However, confidence waivered as the contagion spread and other Eurozone member states struggled to contain their debt. In late 2010, an €85 billion bailout package was agreed for Ireland. The Lisbon Treaty was amended to allow for the creation of a permanent crisis mechanism for the Eurozone, the European Stability Mechanism (ESM), which came into force in July 2012. In May 2011 a bailout of €78 billion was agreed for Portugal with the IMF, the EFSF and the ESM all contributing €26 billion each. Greece’s second bailout loan was agreed in February 2012.
Eurozone ministers have attempted to strengthen the SGP by tightening sanctions for member states that break budgetary rules. In December 2011, the EU passed a so-called “six-pack” of legislation on economic governance. Four of these laws were used to reform the SGP by enforcing a stricter application of fiscal rules.
In 2015 a third Greek bailout was agreed, worth €85 billion, after Greece failed to meet the deadline for a crucial payment to the European Central Bank.
Facts and Figures
- In 2006, Germany’s public debt was 66.8% of GDP and Greece’s was over 100%. In 2014 Germany’s public debt was 74.7%; Greece’s was 177.1%.
- In 2014, France’s public debt reached 95% of the country’s GDP (its highest ever level).
- The SGP shows that the eurozone countries are committed to the Euro.
- Many economists argue that the exemptions in the reformed pact make it more flexible and allow for the deficit limit to be broken to create economic growth.
- The SGP discourages governments from destabilising the Eurozone by borrowing money to win elections and instead encourage them to think about long-term stability.
- Even if the old SGP was too rigid, the new version has so many exemptions that it is in fact difficult to breach its regulations.
- By failing to impose penalties on Germany and France, the Commission has shown that there are no effective rules on budget deficits or public debt in the Eurozone.
- Because countries have to meet the targets every year, the new rules do not take account of the flexibility governments sometimes need to balance their budgets across the economic cycle.
- The rules should allow for a deficit of capital spending as long as a country’s current account is balanced.
“I know very well that the stability and growth pact is stupid. The pact is imperfect. We need a more intelligent tool and more flexibility.” – Romano Prodi, EU Commission President, 1999-2004.
“[The SGP] is a political totem, a symbol that euro-using countries will not cheat each other.” – The Economist, 24 October 2002.
Eurozone: the nickname commonly used to describe the sixteen member states that use the Euro.
Budget deficit: this is the difference between the amount of money the government spends and the amount it receives in taxation and other revenue.
Public debt: the government borrows money to make up for the shortfall in revenue to fund government projects.
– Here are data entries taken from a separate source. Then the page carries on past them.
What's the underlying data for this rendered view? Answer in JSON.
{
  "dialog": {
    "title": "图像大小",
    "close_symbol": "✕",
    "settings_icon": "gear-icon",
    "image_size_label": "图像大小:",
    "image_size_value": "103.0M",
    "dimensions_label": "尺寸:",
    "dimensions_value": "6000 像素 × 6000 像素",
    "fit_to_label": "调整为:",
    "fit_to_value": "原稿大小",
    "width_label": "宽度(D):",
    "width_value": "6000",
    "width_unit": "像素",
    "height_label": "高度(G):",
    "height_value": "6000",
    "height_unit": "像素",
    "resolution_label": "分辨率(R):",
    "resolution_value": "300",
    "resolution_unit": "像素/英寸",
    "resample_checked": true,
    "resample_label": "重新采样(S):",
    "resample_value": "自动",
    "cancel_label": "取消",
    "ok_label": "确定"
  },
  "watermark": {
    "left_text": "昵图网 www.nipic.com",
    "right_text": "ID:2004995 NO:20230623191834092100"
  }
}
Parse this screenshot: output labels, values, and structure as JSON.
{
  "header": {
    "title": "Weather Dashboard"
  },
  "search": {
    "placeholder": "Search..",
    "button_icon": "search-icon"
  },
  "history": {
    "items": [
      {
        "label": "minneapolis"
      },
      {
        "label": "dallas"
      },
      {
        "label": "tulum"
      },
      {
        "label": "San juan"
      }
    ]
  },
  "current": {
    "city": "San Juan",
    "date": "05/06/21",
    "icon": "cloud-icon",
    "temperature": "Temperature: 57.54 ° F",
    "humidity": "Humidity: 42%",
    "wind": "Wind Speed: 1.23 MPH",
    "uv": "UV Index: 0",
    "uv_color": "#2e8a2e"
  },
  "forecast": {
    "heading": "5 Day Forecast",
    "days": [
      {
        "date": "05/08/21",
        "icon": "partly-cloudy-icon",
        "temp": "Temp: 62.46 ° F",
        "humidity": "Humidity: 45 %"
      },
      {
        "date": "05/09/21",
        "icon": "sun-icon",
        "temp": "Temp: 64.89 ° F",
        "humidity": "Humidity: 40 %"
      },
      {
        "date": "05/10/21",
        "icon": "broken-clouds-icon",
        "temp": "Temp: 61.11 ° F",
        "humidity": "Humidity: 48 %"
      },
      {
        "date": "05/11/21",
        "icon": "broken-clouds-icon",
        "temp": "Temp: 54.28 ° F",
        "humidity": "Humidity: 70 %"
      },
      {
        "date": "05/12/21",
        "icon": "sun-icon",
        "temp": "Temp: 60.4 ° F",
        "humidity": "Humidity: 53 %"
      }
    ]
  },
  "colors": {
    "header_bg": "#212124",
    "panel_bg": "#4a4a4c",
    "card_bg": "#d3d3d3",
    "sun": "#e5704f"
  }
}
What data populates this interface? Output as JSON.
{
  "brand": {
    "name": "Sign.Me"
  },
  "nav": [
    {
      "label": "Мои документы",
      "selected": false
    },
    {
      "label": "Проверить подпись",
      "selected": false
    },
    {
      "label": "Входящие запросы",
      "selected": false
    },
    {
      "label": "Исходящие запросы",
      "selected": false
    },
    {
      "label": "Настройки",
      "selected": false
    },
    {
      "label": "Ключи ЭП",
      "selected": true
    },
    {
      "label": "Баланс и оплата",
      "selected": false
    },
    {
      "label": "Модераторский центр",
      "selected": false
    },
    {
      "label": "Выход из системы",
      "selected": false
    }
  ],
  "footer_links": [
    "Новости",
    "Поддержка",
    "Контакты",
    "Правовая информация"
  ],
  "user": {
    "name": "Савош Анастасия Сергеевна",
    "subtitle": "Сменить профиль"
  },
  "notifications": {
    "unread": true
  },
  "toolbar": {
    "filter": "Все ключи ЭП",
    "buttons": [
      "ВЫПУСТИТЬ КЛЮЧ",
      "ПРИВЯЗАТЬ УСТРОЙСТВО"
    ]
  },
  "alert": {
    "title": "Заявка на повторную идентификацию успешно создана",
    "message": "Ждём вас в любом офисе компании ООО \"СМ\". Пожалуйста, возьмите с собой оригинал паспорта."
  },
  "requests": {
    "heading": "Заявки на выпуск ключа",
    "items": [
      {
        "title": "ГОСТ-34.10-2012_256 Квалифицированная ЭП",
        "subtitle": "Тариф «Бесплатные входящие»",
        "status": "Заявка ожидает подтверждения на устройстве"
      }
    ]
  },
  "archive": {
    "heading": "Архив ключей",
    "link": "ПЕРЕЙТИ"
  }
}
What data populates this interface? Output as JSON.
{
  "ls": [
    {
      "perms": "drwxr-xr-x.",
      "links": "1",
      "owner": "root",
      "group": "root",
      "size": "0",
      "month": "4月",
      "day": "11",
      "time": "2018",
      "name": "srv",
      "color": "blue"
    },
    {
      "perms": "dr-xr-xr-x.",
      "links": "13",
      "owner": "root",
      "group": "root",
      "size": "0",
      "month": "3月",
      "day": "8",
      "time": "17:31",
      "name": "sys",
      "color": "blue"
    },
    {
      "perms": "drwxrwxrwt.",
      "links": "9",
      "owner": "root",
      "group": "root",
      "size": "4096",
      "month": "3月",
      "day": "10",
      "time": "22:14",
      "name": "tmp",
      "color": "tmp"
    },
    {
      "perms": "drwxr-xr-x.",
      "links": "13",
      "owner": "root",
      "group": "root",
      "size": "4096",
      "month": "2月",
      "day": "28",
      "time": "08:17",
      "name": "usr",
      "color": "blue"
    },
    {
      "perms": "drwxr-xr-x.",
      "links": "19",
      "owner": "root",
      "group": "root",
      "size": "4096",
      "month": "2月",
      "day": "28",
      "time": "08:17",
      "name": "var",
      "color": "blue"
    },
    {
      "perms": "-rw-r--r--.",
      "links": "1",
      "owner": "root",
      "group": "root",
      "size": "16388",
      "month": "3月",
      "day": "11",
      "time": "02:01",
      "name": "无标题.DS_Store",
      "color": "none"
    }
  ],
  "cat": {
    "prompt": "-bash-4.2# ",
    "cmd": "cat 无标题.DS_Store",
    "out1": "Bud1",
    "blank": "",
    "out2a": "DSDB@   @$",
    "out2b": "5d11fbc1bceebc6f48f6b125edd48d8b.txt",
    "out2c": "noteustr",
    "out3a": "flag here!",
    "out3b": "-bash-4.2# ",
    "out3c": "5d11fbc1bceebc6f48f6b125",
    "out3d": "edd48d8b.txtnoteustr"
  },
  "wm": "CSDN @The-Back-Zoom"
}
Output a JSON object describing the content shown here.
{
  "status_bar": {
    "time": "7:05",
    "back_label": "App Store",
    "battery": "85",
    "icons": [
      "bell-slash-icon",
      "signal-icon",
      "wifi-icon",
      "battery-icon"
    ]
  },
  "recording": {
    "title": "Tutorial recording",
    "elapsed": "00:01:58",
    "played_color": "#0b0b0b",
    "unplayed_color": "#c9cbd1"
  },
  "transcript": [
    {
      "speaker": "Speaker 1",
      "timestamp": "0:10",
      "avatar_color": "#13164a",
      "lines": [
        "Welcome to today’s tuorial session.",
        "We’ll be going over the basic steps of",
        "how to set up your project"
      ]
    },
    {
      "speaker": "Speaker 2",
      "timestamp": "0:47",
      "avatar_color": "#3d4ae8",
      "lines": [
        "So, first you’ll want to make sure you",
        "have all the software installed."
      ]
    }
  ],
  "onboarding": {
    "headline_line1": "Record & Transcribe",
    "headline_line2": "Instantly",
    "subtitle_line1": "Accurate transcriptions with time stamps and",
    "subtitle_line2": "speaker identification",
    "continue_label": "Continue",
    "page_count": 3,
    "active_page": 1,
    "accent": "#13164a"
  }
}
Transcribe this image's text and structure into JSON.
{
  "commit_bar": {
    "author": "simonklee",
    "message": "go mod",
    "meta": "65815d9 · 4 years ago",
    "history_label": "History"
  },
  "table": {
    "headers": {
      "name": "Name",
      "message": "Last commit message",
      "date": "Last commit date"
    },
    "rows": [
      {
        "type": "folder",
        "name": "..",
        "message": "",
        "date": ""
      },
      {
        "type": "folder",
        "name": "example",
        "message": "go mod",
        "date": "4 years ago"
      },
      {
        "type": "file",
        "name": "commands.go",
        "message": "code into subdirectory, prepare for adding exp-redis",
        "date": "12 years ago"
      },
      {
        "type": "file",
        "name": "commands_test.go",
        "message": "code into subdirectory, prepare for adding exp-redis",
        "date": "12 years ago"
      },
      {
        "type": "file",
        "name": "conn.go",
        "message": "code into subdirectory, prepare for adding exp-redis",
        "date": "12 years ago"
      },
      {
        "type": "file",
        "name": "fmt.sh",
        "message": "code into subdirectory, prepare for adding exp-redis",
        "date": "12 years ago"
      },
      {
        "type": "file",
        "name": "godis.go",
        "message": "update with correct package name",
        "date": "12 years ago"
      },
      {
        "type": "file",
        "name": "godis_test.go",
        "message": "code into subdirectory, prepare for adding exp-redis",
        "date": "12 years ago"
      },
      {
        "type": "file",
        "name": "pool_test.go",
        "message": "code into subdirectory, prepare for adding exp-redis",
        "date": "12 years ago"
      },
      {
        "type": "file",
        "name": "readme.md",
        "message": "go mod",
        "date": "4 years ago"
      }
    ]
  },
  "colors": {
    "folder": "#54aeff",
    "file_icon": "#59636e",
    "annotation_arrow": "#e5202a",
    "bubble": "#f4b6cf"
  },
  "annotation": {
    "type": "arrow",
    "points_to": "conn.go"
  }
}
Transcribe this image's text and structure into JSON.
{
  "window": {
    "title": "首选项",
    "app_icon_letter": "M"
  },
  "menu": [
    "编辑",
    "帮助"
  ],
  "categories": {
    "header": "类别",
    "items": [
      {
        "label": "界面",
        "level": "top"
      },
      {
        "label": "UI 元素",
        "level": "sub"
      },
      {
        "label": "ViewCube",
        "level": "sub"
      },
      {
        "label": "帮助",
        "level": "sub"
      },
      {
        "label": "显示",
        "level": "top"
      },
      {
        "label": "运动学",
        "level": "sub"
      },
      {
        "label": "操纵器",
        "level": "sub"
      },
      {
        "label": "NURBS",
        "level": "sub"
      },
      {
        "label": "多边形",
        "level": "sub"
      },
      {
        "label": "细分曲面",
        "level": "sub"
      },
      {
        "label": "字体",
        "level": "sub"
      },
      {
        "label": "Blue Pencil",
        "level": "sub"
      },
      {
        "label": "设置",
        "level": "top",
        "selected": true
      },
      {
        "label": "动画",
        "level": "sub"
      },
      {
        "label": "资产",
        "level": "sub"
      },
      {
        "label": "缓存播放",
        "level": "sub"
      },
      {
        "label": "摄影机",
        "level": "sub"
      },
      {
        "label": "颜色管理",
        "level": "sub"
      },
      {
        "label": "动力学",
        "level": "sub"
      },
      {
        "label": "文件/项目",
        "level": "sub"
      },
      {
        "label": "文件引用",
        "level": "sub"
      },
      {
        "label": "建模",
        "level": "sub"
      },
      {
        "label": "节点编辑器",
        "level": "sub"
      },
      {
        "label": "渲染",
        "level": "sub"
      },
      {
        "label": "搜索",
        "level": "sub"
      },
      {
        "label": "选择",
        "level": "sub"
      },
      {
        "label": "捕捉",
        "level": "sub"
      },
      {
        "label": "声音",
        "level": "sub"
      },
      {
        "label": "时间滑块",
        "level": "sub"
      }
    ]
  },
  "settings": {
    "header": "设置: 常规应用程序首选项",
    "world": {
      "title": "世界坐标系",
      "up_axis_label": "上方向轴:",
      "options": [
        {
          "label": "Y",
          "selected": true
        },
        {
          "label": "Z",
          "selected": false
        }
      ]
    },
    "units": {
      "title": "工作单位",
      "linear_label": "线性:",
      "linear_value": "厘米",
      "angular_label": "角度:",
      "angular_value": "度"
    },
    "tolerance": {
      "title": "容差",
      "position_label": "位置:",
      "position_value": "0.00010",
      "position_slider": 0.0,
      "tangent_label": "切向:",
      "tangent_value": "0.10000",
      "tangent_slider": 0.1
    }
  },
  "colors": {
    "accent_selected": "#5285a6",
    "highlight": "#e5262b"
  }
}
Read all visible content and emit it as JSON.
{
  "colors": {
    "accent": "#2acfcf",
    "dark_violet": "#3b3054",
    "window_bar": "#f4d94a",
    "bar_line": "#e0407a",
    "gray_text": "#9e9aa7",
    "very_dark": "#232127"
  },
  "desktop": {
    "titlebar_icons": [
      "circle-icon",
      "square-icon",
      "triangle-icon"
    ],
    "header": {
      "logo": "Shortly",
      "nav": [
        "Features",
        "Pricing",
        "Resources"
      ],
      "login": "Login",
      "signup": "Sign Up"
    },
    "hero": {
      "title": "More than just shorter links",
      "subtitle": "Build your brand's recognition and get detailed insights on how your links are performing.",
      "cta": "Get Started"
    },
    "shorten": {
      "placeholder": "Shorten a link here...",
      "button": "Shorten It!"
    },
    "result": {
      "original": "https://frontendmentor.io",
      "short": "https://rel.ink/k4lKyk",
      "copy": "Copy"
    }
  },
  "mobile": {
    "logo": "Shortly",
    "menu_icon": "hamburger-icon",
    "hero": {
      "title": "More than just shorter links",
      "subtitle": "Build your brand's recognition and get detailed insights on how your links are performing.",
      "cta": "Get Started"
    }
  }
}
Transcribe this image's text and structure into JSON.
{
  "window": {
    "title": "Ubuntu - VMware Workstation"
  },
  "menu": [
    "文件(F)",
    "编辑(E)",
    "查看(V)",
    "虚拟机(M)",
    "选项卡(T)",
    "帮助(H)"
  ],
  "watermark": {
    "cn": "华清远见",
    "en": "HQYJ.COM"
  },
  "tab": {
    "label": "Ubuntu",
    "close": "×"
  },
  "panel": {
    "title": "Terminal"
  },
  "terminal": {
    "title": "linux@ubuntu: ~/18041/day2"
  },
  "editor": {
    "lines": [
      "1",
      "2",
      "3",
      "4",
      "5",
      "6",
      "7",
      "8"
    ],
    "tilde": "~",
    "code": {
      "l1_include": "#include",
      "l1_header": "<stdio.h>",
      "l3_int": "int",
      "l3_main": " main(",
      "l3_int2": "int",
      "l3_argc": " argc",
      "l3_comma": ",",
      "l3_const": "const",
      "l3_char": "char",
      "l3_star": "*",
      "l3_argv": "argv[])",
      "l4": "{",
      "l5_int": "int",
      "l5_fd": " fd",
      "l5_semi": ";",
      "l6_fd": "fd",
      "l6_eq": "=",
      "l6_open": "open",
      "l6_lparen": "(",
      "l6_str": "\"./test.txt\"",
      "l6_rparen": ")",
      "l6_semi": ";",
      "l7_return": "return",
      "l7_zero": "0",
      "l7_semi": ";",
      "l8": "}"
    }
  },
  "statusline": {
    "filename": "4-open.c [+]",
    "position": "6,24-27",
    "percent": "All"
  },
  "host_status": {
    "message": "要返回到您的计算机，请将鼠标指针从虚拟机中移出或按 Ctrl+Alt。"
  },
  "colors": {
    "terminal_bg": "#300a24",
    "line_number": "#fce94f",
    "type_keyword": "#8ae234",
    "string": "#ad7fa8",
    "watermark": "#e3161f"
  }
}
As a result it has debt with lenders, which it pays off over a number of years.
Economic cycle: this is the periodic fluctuation of supply and demand in the economy.